* Your assignment
With the pictures removed, set down all of the entries below exactly.

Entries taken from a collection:
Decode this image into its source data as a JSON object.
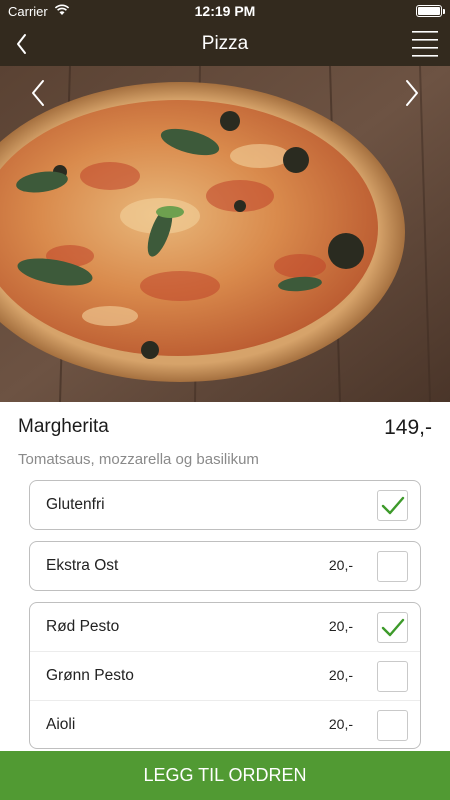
{
  "status_bar": {
    "carrier": "Carrier",
    "time": "12:19 PM"
  },
  "nav": {
    "title": "Pizza"
  },
  "product": {
    "name": "Margherita",
    "price": "149,-",
    "description": "Tomatsaus, mozzarella og basilikum"
  },
  "options": [
    {
      "label": "Glutenfri",
      "price": "",
      "checked": true
    },
    {
      "label": "Ekstra Ost",
      "price": "20,-",
      "checked": false
    },
    {
      "label": "Rød Pesto",
      "price": "20,-",
      "checked": true
    },
    {
      "label": "Grønn Pesto",
      "price": "20,-",
      "checked": false
    },
    {
      "label": "Aioli",
      "price": "20,-",
      "checked": false
    }
  ],
  "order_button": {
    "label": "LEGG TIL ORDREN"
  },
  "colors": {
    "header": "#332a1e",
    "accent": "#519a33",
    "checkmark": "#3d9a2a"
  },
  "icons": [
    "wifi-icon",
    "battery-icon",
    "back-chevron-icon",
    "hamburger-menu-icon",
    "chevron-left-icon",
    "chevron-right-icon",
    "checkmark-icon"
  ]
}
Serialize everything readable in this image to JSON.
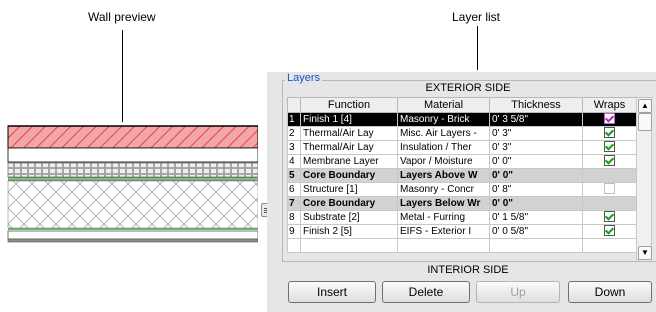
{
  "callouts": {
    "wall_preview": "Wall preview",
    "layer_list": "Layer list"
  },
  "panel": {
    "group_title": "Layers",
    "exterior_label": "EXTERIOR SIDE",
    "interior_label": "INTERIOR SIDE"
  },
  "table": {
    "columns": [
      "",
      "Function",
      "Material",
      "Thickness",
      "Wraps"
    ],
    "rows": [
      {
        "num": "1",
        "function": "Finish 1 [4]",
        "material": "Masonry - Brick",
        "thickness": "0'  3 5/8\"",
        "wraps": true,
        "selected": true
      },
      {
        "num": "2",
        "function": "Thermal/Air Lay",
        "material": "Misc. Air Layers -",
        "thickness": "0'  3\"",
        "wraps": true
      },
      {
        "num": "3",
        "function": "Thermal/Air Lay",
        "material": "Insulation / Ther",
        "thickness": "0'  3\"",
        "wraps": true
      },
      {
        "num": "4",
        "function": "Membrane Layer",
        "material": "Vapor / Moisture",
        "thickness": "0'  0\"",
        "wraps": true
      },
      {
        "num": "5",
        "function": "Core Boundary",
        "material": "Layers Above W",
        "thickness": "0'  0\"",
        "boundary": true
      },
      {
        "num": "6",
        "function": "Structure [1]",
        "material": "Masonry - Concr",
        "thickness": "0'  8\"",
        "wraps": false
      },
      {
        "num": "7",
        "function": "Core Boundary",
        "material": "Layers Below Wr",
        "thickness": "0'  0\"",
        "boundary": true
      },
      {
        "num": "8",
        "function": "Substrate [2]",
        "material": "Metal - Furring",
        "thickness": "0'  1 5/8\"",
        "wraps": true
      },
      {
        "num": "9",
        "function": "Finish 2 [5]",
        "material": "EIFS - Exterior I",
        "thickness": "0'  0 5/8\"",
        "wraps": true
      }
    ]
  },
  "buttons": {
    "insert": "Insert",
    "delete": "Delete",
    "up": "Up",
    "down": "Down"
  },
  "colors": {
    "brick_hatch": "#e8404f",
    "selection": "#000000",
    "group_title": "#1750c8",
    "membrane_line": "#2a9a2a"
  },
  "icons": {
    "expand": "expand-preview-icon",
    "scroll_up": "triangle-up",
    "scroll_down": "triangle-down"
  }
}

* Output for this task
Decode this image into its source data as a JSON object.
{
  "status_bar": {
    "carrier": "Carrier",
    "time": "12:19 PM"
  },
  "nav": {
    "title": "Pizza"
  },
  "product": {
    "name": "Margherita",
    "price": "149,-",
    "description": "Tomatsaus, mozzarella og basilikum"
  },
  "options": [
    {
      "label": "Glutenfri",
      "price": "",
      "checked": true
    },
    {
      "label": "Ekstra Ost",
      "price": "20,-",
      "checked": false
    },
    {
      "label": "Rød Pesto",
      "price": "20,-",
      "checked": true
    },
    {
      "label": "Grønn Pesto",
      "price": "20,-",
      "checked": false
    },
    {
      "label": "Aioli",
      "price": "20,-",
      "checked": false
    }
  ],
  "order_button": {
    "label": "LEGG TIL ORDREN"
  },
  "colors": {
    "header": "#332a1e",
    "accent": "#519a33",
    "checkmark": "#3d9a2a"
  },
  "icons": [
    "wifi-icon",
    "battery-icon",
    "back-chevron-icon",
    "hamburger-menu-icon",
    "chevron-left-icon",
    "chevron-right-icon",
    "checkmark-icon"
  ]
}
Serialize everything readable in this image to JSON.
{
  "callouts": {
    "wall_preview": "Wall preview",
    "layer_list": "Layer list"
  },
  "panel": {
    "group_title": "Layers",
    "exterior_label": "EXTERIOR SIDE",
    "interior_label": "INTERIOR SIDE"
  },
  "table": {
    "columns": [
      "",
      "Function",
      "Material",
      "Thickness",
      "Wraps"
    ],
    "rows": [
      {
        "num": "1",
        "function": "Finish 1 [4]",
        "material": "Masonry - Brick",
        "thickness": "0'  3 5/8\"",
        "wraps": true,
        "selected": true
      },
      {
        "num": "2",
        "function": "Thermal/Air Lay",
        "material": "Misc. Air Layers -",
        "thickness": "0'  3\"",
        "wraps": true
      },
      {
        "num": "3",
        "function": "Thermal/Air Lay",
        "material": "Insulation / Ther",
        "thickness": "0'  3\"",
        "wraps": true
      },
      {
        "num": "4",
        "function": "Membrane Layer",
        "material": "Vapor / Moisture",
        "thickness": "0'  0\"",
        "wraps": true
      },
      {
        "num": "5",
        "function": "Core Boundary",
        "material": "Layers Above W",
        "thickness": "0'  0\"",
        "boundary": true
      },
      {
        "num": "6",
        "function": "Structure [1]",
        "material": "Masonry - Concr",
        "thickness": "0'  8\"",
        "wraps": false
      },
      {
        "num": "7",
        "function": "Core Boundary",
        "material": "Layers Below Wr",
        "thickness": "0'  0\"",
        "boundary": true
      },
      {
        "num": "8",
        "function": "Substrate [2]",
        "material": "Metal - Furring",
        "thickness": "0'  1 5/8\"",
        "wraps": true
      },
      {
        "num": "9",
        "function": "Finish 2 [5]",
        "material": "EIFS - Exterior I",
        "thickness": "0'  0 5/8\"",
        "wraps": true
      }
    ]
  },
  "buttons": {
    "insert": "Insert",
    "delete": "Delete",
    "up": "Up",
    "down": "Down"
  },
  "colors": {
    "brick_hatch": "#e8404f",
    "selection": "#000000",
    "group_title": "#1750c8",
    "membrane_line": "#2a9a2a"
  },
  "icons": {
    "expand": "expand-preview-icon",
    "scroll_up": "triangle-up",
    "scroll_down": "triangle-down"
  }
}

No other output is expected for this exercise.